Your goal:
Among the entries below, find each line with "name" and show it.

Dataset extract:
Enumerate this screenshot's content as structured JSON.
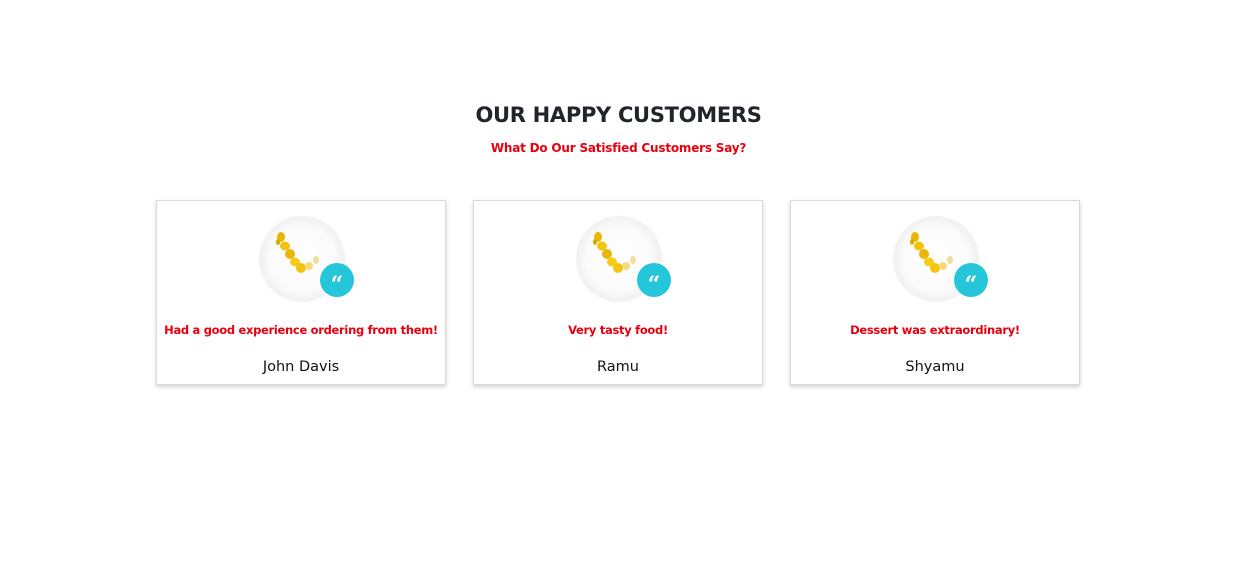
{
  "section": {
    "title": "OUR HAPPY CUSTOMERS",
    "subtitle": "What Do Our Satisfied Customers Say?"
  },
  "colors": {
    "accent": "#e8000e",
    "heading": "#212529",
    "quote_badge": "#25c6da"
  },
  "testimonials": [
    {
      "image": "plate-with-lemons",
      "badge_icon": "quote-icon",
      "badge_glyph": "“",
      "review": "Had a good experience ordering from them!",
      "name": "John Davis"
    },
    {
      "image": "plate-with-lemons",
      "badge_icon": "quote-icon",
      "badge_glyph": "“",
      "review": "Very tasty food!",
      "name": "Ramu"
    },
    {
      "image": "plate-with-lemons",
      "badge_icon": "quote-icon",
      "badge_glyph": "“",
      "review": "Dessert was extraordinary!",
      "name": "Shyamu"
    }
  ]
}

Task response:
      "name": "John Davis"
      "name": "Ramu"
      "name": "Shyamu"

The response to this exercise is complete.